(also homuncule)

Pronunciation /hɒˈmʌŋkjʊləs/

nounhomunculi, homuncules

  • 1A very small human or humanoid creature.

    ‘Had Victor not abandoned his original mentors, necromancers like Paracelsus, Cornelius Agrippa, and Albertus Magnus, he might have created a harmless homunculus instead of the creature, who exacts revenge upon him.’
    • ‘In ‘Portrait of a Dwarf’, the homunculus stares back implacably at the viewer, returning our gaze while apparently indifferent to the upturned, writhing nude male in a glass cage to his left.’
    • ‘The front desk was old-school, too - a weary homunculus behind a desk, reading a newspaper, fetching your key and your messages from the slots behind him.’
    • ‘Yesterday afternoon I answered the doorbell and came face to face with an evil homunculus.’
    • ‘When I finally met the man, a pinched homunculus with nervous eyes and no eyebrows, he pushed me right out of his office.’
    • ‘As grubby and alcoholic as a homunculus can be, he is also a kind, sensitive soul and a musician of some talent.’
    • ‘I mean, some parents actually post photos of these abominable homunculi, otherwise known as babies.’
    • ‘The story itself tells how lawyers from a big corporation try to muscle in on the momentous invention of an obscure homunculus, Charles Lang, whereby engines could run on plain tap water.’
    1. 1.1historical A microscopic but fully formed human being from which a fetus was formerly believed to develop.
      ‘Yet other preformationists believed that the sperm contained the embryo and some even claimed to be able to see a tiny human - a homunculus - in the head of each human sperm.’
      • ‘In the caricatured version, preformationism has usually been ridiculed as the belief that a perfect homunculus lies within each sperm or egg cell.’
      • ‘There is no graphical representation - nothing like the tiny homunculus curled up in the head of a sperm which some of the earlier microscopists imagined they could see.’
      • ‘We've moved from imagining a little homunculus lurking in the sperm to one hiding in the genome.’
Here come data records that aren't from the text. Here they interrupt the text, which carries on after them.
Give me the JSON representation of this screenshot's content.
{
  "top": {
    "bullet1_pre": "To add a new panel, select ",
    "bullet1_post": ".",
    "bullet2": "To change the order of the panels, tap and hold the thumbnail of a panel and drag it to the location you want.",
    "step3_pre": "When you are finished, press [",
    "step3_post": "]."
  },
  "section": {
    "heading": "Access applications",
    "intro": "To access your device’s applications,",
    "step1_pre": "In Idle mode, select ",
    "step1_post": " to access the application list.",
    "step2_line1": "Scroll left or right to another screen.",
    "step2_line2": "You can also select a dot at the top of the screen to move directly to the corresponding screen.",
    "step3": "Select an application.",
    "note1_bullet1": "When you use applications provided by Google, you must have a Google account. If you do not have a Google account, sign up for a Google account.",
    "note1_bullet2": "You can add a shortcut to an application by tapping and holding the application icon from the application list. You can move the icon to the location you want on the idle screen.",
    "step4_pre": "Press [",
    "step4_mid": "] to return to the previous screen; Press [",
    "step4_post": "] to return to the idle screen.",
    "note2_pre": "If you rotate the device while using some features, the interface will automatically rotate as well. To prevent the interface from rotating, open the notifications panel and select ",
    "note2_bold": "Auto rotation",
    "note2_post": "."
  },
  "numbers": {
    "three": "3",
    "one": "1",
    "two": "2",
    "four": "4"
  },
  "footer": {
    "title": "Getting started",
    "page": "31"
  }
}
Mid 17th century from Latin, diminutive of homo, homin- ‘man’.